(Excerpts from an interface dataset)
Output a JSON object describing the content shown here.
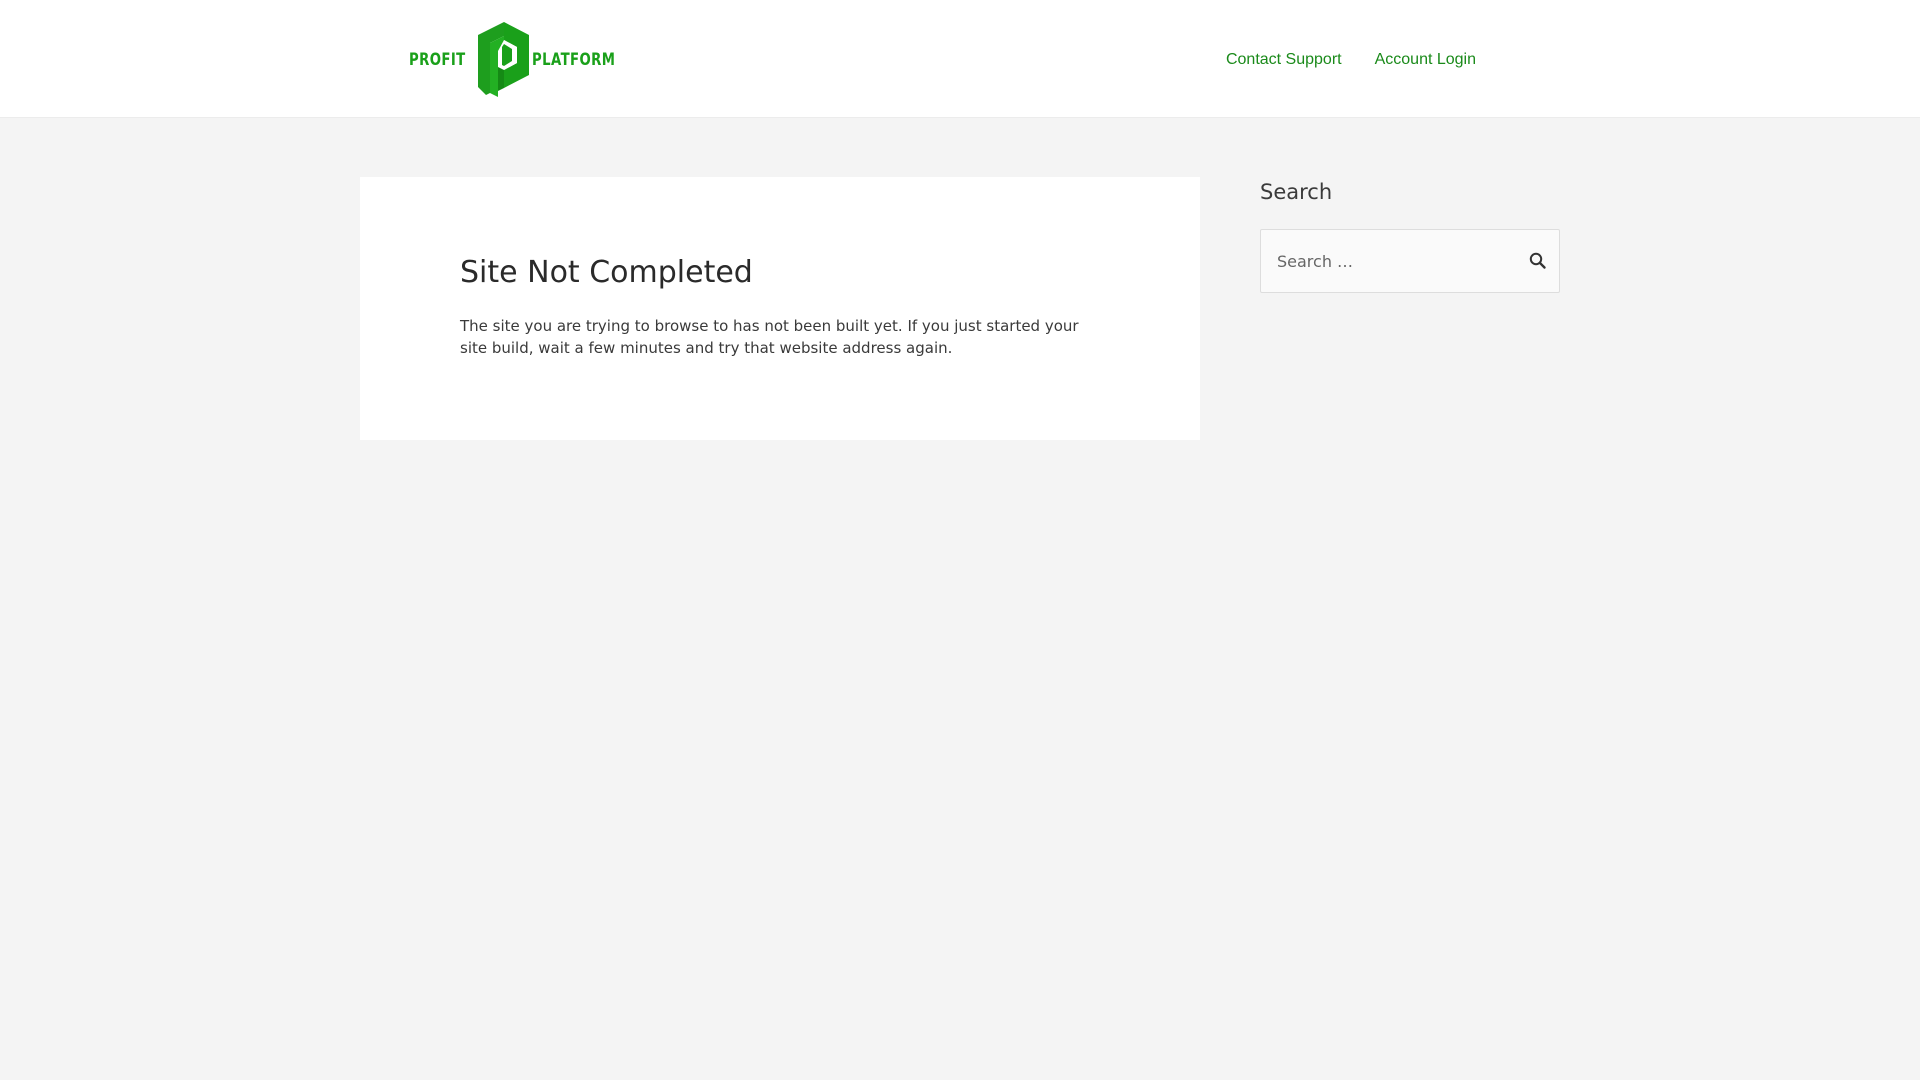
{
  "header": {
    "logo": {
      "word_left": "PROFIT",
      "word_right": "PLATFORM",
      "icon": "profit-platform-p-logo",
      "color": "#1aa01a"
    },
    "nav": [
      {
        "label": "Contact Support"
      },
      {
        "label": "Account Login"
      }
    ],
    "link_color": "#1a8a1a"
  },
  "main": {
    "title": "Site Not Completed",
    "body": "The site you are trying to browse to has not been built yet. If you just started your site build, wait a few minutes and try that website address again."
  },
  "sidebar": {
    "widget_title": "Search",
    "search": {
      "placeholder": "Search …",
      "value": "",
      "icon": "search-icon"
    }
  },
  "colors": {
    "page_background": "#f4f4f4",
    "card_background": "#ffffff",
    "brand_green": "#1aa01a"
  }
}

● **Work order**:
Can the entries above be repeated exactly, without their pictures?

● **Exercise response**:
Output a JSON object describing the content shown here.
{
  "header": {
    "logo": {
      "word_left": "PROFIT",
      "word_right": "PLATFORM",
      "icon": "profit-platform-p-logo",
      "color": "#1aa01a"
    },
    "nav": [
      {
        "label": "Contact Support"
      },
      {
        "label": "Account Login"
      }
    ],
    "link_color": "#1a8a1a"
  },
  "main": {
    "title": "Site Not Completed",
    "body": "The site you are trying to browse to has not been built yet. If you just started your site build, wait a few minutes and try that website address again."
  },
  "sidebar": {
    "widget_title": "Search",
    "search": {
      "placeholder": "Search …",
      "value": "",
      "icon": "search-icon"
    }
  },
  "colors": {
    "page_background": "#f4f4f4",
    "card_background": "#ffffff",
    "brand_green": "#1aa01a"
  }
}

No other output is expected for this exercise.